* **Excerpts from an interface dataset**
***

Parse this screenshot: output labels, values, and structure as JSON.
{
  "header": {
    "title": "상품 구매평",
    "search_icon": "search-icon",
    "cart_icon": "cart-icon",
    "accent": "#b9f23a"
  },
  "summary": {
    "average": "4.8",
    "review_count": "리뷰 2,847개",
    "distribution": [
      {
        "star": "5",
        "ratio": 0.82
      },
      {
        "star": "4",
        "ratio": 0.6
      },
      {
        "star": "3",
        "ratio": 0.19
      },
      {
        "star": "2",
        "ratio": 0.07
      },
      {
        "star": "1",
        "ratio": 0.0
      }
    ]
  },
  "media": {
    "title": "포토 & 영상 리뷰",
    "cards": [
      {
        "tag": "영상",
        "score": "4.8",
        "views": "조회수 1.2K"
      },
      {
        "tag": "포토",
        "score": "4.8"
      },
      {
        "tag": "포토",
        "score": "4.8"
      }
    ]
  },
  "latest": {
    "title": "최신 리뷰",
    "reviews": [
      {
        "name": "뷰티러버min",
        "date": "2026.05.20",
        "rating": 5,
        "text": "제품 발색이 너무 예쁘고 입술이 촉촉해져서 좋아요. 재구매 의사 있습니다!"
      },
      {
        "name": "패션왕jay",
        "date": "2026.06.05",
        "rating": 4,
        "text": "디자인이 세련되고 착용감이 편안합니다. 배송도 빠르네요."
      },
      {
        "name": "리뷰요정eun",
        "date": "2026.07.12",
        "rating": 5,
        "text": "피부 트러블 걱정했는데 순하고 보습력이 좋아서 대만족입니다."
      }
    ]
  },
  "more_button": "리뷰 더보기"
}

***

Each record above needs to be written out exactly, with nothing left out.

Parse this screenshot: output labels, values, and structure as JSON.
{
  "header": {
    "title": "상품 구매평",
    "search_icon": "search-icon",
    "cart_icon": "cart-icon",
    "accent": "#b9f23a"
  },
  "summary": {
    "average": "4.8",
    "review_count": "리뷰 2,847개",
    "distribution": [
      {
        "star": "5",
        "ratio": 0.82
      },
      {
        "star": "4",
        "ratio": 0.6
      },
      {
        "star": "3",
        "ratio": 0.19
      },
      {
        "star": "2",
        "ratio": 0.07
      },
      {
        "star": "1",
        "ratio": 0.0
      }
    ]
  },
  "media": {
    "title": "포토 & 영상 리뷰",
    "cards": [
      {
        "tag": "영상",
        "score": "4.8",
        "views": "조회수 1.2K"
      },
      {
        "tag": "포토",
        "score": "4.8"
      },
      {
        "tag": "포토",
        "score": "4.8"
      }
    ]
  },
  "latest": {
    "title": "최신 리뷰",
    "reviews": [
      {
        "name": "뷰티러버min",
        "date": "2026.05.20",
        "rating": 5,
        "text": "제품 발색이 너무 예쁘고 입술이 촉촉해져서 좋아요. 재구매 의사 있습니다!"
      },
      {
        "name": "패션왕jay",
        "date": "2026.06.05",
        "rating": 4,
        "text": "디자인이 세련되고 착용감이 편안합니다. 배송도 빠르네요."
      },
      {
        "name": "리뷰요정eun",
        "date": "2026.07.12",
        "rating": 5,
        "text": "피부 트러블 걱정했는데 순하고 보습력이 좋아서 대만족입니다."
      }
    ]
  },
  "more_button": "리뷰 더보기"
}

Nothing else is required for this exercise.